Japan has great festivals ranging from fight festivals and firework festivals to ones celebrating fertility and scaring children into being good. In the little sleepy village of Kashimo in Nakatsugawa is one about slugs. Yes, slimy slugs. Though it is not a wildly famous festival nor does it garnish much attention except from locals and within the prefecture, it has a story that captures the imagination. To me it is just a great story.
Between the Heian and Kamakura Periods, Kashimo’s northern district of Ogo, what locals call ojatta-mura, had a small garrison of soldiers with the duty of protecting the sacred forest and Japanese cypress used for building palaces, castles, temples and shrines from the surrounding daimyo of Takayama and Naegi.
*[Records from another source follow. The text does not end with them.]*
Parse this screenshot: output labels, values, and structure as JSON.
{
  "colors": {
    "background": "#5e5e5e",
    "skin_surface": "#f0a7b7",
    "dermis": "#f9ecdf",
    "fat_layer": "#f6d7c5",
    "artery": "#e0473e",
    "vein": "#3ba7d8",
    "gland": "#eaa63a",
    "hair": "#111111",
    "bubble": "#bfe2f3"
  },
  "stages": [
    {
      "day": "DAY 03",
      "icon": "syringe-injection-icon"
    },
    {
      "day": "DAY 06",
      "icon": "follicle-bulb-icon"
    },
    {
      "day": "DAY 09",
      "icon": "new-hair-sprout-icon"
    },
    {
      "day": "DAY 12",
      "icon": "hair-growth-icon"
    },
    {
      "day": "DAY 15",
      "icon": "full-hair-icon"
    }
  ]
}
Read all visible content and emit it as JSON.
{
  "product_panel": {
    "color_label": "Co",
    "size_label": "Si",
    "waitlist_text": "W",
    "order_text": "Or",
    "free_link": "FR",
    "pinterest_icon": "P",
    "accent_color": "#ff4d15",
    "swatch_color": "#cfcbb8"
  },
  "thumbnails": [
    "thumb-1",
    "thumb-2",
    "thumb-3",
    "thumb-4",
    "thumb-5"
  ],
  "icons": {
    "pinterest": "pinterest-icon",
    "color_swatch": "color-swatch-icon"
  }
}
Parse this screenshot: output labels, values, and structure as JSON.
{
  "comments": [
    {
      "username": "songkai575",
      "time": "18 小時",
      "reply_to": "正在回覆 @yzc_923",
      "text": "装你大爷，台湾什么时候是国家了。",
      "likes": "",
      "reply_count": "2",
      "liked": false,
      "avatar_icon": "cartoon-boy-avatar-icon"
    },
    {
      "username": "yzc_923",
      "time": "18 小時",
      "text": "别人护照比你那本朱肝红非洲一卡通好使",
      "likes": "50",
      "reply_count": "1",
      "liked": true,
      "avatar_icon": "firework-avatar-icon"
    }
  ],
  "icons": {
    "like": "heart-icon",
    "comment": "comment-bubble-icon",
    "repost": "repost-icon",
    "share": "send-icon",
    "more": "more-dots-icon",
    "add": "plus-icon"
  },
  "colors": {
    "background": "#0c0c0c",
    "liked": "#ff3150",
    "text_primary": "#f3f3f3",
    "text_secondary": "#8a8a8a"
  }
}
Moritoo Endo, a soldier stationed in Kashimo had fallen in love with his friend’s wife, Kesa-gozen. He approached her and began to win her affection. He wanted to have her for himself eventually convincing her to go to him. But to do that they would need to remove the husband, Moritoo’s friend. One day Kesa-gozen said, “come to my house at midnight of July 9th (old calendar). My husband will be sleeping alone so you can kill him. Then I can be with you.” Moritoo went to the house, snuck in and cut off the head of his sleeping friend. But the next day, news came that someone had killed his friend’s wife! Kesa-gozen had tricked Moritoo and taken her husband’s futon. She had sacrificed herself to save her husband.
To atone for his sin, Moritoo became a monk and later became of priest of high virtue known as Mongaku-shounin.
After Moritoo died, a slug began appearing on the evening of July 9th; the day Kesa-gozen died. They say the slug is the reincarnation of Kesa-gozen. This was denoted by the black line on the back which is said to be the sword scar. Moritoo had served his apprenticeship, therefore, his sin was forgiven by Kesa-gozen.
Zoom forward to the present; on the evening of the festival, the street is lined with torches and stalls selling festival fare. Taiko drums play and people are jovial. The current monk, a young man in his mid-thirties from the main temple now located in the center of the community, walks up to the tomb and the people bow in silence as a prayer is said. As he speaks, slugs led by one large slug wear a long black mark on its back climb all over the tomb while people scramble to see this mystery of nature.
I have attended this festival a dozen times. The sleepy little hamlet is transformed into a field of lanterns and all the people come out to commune. But most amazing is the slugs; no one collects them to spread, they just appear there every year on that day to be with the forbidden love.
Special thanks to Seiko Hata for assistance with understanding the story of Moritoo and Kesa-gozen. ありがとうございました。